> **Work required**: The entries must be set down again word for word; no pictures belong in the copy.
Extracted records section start
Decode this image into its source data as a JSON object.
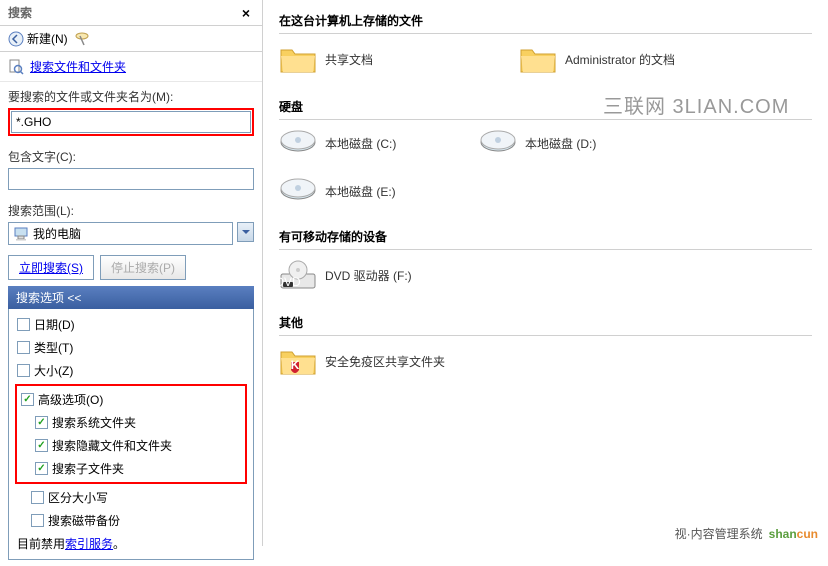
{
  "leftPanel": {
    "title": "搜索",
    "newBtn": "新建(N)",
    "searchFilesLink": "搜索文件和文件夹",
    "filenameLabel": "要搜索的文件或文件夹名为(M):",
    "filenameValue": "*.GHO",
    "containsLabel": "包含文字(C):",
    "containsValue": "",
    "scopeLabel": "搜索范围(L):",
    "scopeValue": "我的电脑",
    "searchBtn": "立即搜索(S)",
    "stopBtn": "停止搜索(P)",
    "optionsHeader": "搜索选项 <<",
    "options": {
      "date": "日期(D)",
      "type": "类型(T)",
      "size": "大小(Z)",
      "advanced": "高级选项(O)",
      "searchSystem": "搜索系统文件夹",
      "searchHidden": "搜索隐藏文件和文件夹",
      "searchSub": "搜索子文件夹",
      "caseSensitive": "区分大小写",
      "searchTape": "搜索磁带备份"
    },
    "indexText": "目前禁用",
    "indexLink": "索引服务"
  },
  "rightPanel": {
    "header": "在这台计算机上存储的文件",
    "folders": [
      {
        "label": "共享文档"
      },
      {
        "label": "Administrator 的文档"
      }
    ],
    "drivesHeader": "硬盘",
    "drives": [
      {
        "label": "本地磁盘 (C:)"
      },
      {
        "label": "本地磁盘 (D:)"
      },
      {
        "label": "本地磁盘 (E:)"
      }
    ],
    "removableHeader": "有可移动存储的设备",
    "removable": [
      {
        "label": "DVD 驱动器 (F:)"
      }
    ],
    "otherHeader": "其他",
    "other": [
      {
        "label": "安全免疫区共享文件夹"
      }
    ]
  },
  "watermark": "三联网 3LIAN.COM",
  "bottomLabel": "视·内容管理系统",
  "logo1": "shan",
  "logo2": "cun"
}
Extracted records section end
> **Result for this task**:
Decode this image into its source data as a JSON object.
{
  "leftPanel": {
    "title": "搜索",
    "newBtn": "新建(N)",
    "searchFilesLink": "搜索文件和文件夹",
    "filenameLabel": "要搜索的文件或文件夹名为(M):",
    "filenameValue": "*.GHO",
    "containsLabel": "包含文字(C):",
    "containsValue": "",
    "scopeLabel": "搜索范围(L):",
    "scopeValue": "我的电脑",
    "searchBtn": "立即搜索(S)",
    "stopBtn": "停止搜索(P)",
    "optionsHeader": "搜索选项 <<",
    "options": {
      "date": "日期(D)",
      "type": "类型(T)",
      "size": "大小(Z)",
      "advanced": "高级选项(O)",
      "searchSystem": "搜索系统文件夹",
      "searchHidden": "搜索隐藏文件和文件夹",
      "searchSub": "搜索子文件夹",
      "caseSensitive": "区分大小写",
      "searchTape": "搜索磁带备份"
    },
    "indexText": "目前禁用",
    "indexLink": "索引服务"
  },
  "rightPanel": {
    "header": "在这台计算机上存储的文件",
    "folders": [
      {
        "label": "共享文档"
      },
      {
        "label": "Administrator 的文档"
      }
    ],
    "drivesHeader": "硬盘",
    "drives": [
      {
        "label": "本地磁盘 (C:)"
      },
      {
        "label": "本地磁盘 (D:)"
      },
      {
        "label": "本地磁盘 (E:)"
      }
    ],
    "removableHeader": "有可移动存储的设备",
    "removable": [
      {
        "label": "DVD 驱动器 (F:)"
      }
    ],
    "otherHeader": "其他",
    "other": [
      {
        "label": "安全免疫区共享文件夹"
      }
    ]
  },
  "watermark": "三联网 3LIAN.COM",
  "bottomLabel": "视·内容管理系统",
  "logo1": "shan",
  "logo2": "cun"
}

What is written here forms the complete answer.